BBC Director General Mark Thompson announces his big reorganization for “360-degree, multiplatform content creation,” dismantling walls between broadcast and digital. This is not at all unlike newspaper newsrooms merging with online newsrooms; the media doesn’t define the content anymore. “Much of what we call new media,” Thompson said, “is really present media.”
Note in this chart from the Guardian how future media and technology — Ashley Highfield’s domain — wraps around everything else. Note also how they are not separate blobs for journalism on TV and journalism online. It’s all journalism.
Here‘s how the BBC used to look.
This is a big cultural change for the BBC — and any media organization. Different tribes are being thrown in together and told they’d better get along to survive on the island. So Thompson lectures his staff:
I want to end with a different thought. New structures can be part of the answer but we know that – no matter how pretty they look on the chart! – they can never be a complete solution. Behaviours and values are vital too. Some of the biggest problems we face – the often poor and sometimes really bitter relationships between commissioning and in-house production for instance – are often blamed on structure but actually come down to the way we treat and respect each other and the extent to which we’re prepared to act as partners rather than rivals. In a converging 360 world, this isn’t just a question of being nice, it’s a question of survival. . . .
Now [if] this doesn’t sound like your kind of place, then it’s time for you to decide if the BBC is right for you. People – and I include senior managers and leaders in this – people who ignore the BBC Values and who would rather fight old battles or just sit on their hands won’t prosper anymore. They won’t get bonuses, they won’t get promoted, and if they won’t or can’t change their ways, we’ll ask them to go. Life’s too short and the challenges we face are too big for all of that.
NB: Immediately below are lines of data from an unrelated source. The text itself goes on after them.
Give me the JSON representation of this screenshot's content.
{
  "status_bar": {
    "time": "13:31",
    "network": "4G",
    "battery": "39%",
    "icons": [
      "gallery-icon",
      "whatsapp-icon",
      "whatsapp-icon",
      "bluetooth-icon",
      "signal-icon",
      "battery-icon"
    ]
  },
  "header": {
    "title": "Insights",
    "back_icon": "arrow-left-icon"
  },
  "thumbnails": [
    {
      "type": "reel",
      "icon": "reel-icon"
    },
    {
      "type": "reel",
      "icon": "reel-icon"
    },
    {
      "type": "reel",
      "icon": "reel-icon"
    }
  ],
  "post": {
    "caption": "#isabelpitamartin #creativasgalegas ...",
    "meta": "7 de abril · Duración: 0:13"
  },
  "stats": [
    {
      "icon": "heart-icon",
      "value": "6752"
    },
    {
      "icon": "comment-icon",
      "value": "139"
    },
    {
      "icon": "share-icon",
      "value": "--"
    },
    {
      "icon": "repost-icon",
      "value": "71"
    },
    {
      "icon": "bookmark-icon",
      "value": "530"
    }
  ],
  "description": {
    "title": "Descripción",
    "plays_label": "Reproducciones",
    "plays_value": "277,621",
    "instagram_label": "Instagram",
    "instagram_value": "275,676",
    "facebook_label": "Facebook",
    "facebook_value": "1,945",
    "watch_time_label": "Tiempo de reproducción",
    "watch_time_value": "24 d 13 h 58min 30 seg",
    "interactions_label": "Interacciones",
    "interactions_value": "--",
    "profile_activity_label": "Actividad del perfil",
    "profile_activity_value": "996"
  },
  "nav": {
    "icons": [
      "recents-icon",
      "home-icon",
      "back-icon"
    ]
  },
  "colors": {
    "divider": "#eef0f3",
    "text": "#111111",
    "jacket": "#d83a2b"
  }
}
Give that speech in every newspaper in America.
Note that Thompson’s reorganization tackles the inward network. I think the bigger challenge and opportunity is the outward network: the relationship with content and creators elsewhere.
I’m including this in the Guardian column I’m writing now; so more on this later.